Proximity Effect

There are other techniques to record piano sound, as was already discussed. One method is to place the microphones within the piano. The piano strings are so close to the microphones that they might pick up some “boomy” sounds. In order to eliminate the proximity effect, close miking is required while using this technique. This is because the proximity effect will function properly if the sounds are already being mixed. You don’t want those booming noises to cause a problem later. Use omnidirectional mics, which are well-suited to handling “boomy” sounds, to avoid these booming noises.


What polar pattern is best for recording piano?

The cardioid polar pattern is commonly used for recording piano as it focuses on sound directly in front of the microphone and reduces off-axis sounds. However, other patterns like omnidirectional or figure-8 can also be used depending on the desired sound and room acoustics.

How many microphones do I need to record a piano?

For a stereo recording, two microphones are typically used to capture a realistic and dimensional sound. However, more microphones can be used to highlight specific aspects of the piano or to capture the room’s ambience.

Should I use dynamic or condenser microphones for piano?

Condenser microphones are generally preferred for recording piano due to their wider frequency response and sensitivity to the piano’s dynamic range.

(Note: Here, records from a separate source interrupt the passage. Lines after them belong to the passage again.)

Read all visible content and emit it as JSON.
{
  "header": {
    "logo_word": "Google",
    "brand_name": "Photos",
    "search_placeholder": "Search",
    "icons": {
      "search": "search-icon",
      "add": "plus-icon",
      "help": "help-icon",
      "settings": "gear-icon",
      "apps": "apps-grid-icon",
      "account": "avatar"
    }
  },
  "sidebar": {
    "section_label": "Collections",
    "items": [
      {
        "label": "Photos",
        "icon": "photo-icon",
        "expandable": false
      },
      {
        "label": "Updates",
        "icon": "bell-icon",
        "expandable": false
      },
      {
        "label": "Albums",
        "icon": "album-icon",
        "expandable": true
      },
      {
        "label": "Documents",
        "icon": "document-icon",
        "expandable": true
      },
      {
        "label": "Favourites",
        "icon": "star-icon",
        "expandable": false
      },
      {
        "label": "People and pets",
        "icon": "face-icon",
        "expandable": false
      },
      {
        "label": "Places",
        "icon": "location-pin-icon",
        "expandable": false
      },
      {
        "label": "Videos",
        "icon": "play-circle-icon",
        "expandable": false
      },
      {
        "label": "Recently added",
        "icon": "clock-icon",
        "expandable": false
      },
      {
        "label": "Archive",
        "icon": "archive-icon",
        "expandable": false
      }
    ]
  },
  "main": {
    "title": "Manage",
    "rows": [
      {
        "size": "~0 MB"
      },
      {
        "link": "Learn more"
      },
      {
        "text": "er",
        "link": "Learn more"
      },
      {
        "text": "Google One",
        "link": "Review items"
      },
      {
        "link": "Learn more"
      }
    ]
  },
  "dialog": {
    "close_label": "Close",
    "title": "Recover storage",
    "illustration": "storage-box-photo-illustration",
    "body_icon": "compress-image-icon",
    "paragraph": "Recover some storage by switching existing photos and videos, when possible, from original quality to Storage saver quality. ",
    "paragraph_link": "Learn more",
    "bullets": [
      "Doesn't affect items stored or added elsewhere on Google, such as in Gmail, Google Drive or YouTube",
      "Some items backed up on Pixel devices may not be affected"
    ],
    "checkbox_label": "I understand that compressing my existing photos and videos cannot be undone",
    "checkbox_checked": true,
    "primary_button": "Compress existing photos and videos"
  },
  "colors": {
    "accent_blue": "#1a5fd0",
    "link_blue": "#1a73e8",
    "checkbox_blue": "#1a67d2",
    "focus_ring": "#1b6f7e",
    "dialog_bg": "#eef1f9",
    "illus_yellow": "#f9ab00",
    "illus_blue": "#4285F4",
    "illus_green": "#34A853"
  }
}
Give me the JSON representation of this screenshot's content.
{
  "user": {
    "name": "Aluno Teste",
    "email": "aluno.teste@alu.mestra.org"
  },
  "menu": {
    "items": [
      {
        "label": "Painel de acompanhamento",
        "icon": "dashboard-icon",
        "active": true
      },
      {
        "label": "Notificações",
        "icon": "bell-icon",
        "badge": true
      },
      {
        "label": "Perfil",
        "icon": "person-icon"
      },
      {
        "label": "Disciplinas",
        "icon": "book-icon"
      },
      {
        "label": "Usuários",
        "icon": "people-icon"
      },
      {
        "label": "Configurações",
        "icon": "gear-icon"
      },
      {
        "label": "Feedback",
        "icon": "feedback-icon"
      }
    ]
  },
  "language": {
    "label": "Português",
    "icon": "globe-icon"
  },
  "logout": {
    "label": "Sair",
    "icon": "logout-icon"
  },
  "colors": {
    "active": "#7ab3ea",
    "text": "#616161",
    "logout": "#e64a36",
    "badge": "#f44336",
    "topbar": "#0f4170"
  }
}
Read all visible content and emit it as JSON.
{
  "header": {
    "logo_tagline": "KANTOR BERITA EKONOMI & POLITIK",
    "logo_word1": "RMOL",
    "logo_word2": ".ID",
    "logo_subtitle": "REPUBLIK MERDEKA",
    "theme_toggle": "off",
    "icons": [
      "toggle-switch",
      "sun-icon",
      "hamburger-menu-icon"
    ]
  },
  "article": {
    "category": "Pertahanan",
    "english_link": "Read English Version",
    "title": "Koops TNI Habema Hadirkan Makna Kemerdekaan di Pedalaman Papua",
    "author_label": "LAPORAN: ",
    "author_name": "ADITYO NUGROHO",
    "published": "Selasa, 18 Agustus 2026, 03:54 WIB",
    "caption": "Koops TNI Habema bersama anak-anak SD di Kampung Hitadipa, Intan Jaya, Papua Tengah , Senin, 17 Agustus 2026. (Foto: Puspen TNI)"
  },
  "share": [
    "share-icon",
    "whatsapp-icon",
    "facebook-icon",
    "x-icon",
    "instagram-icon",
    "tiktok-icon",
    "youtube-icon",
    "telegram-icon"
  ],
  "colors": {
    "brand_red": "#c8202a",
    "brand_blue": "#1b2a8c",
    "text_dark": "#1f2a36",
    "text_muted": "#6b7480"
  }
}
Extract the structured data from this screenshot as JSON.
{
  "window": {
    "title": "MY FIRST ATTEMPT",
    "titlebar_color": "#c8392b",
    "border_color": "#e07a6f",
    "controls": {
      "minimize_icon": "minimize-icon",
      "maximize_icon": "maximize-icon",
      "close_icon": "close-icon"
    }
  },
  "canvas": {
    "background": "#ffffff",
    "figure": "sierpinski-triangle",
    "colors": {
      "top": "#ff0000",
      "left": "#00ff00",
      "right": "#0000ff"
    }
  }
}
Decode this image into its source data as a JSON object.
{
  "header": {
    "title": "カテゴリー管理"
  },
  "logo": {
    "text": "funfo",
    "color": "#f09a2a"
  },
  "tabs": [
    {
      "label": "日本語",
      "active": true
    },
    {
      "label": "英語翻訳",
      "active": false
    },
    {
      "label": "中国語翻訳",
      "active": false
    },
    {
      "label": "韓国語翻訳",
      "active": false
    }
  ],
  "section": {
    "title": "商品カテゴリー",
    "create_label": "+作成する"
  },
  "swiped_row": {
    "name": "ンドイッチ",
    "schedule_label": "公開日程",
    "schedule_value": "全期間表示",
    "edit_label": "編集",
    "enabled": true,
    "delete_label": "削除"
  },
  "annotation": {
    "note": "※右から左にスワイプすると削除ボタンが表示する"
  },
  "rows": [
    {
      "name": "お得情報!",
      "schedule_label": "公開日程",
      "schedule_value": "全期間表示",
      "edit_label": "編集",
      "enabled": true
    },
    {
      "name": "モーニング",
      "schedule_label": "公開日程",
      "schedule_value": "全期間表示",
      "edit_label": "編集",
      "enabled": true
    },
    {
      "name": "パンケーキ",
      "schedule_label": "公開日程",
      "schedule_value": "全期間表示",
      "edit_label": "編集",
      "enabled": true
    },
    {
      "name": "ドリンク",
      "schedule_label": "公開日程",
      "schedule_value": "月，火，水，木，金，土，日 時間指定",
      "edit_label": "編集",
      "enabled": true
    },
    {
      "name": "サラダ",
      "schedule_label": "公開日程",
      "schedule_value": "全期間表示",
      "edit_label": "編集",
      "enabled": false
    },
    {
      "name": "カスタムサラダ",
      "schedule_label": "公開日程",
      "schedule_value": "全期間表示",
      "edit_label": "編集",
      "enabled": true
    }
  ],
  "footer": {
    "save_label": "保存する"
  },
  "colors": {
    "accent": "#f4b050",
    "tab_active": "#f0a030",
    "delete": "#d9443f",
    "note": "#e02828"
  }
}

Dynamic microphones can be used but may not capture the full detail and nuance of the instrument.

What is the best placement for piano microphones?

Microphone placement depends on the desired sound. Common techniques include placing mics above the strings, near the hammers, or in the room for ambient sound. Experimentation is key to finding the best placement for your specific situation.

Can USB microphones be used for recording piano?

While USB microphones are convenient, they may not offer the same quality as XLR microphones connected to an audio interface. For professional recordings, it’s recommended to use higher-quality microphones with proper preamps.

How do I avoid phase issues when recording piano with multiple microphones?

To avoid phase issues, ensure that microphones are placed carefully with consideration to their distance from the sound source. Using the 3:1 rule, where each microphone is placed three times the distance apart from each other as they are from the piano, can help minimize phase problems.

Can ribbon microphones be used for recording piano?

Ribbon microphones can be used for recording piano and often provide a smooth, natural sound. However, they are typically more delicate and may not handle high SPLs as well as condenser microphones.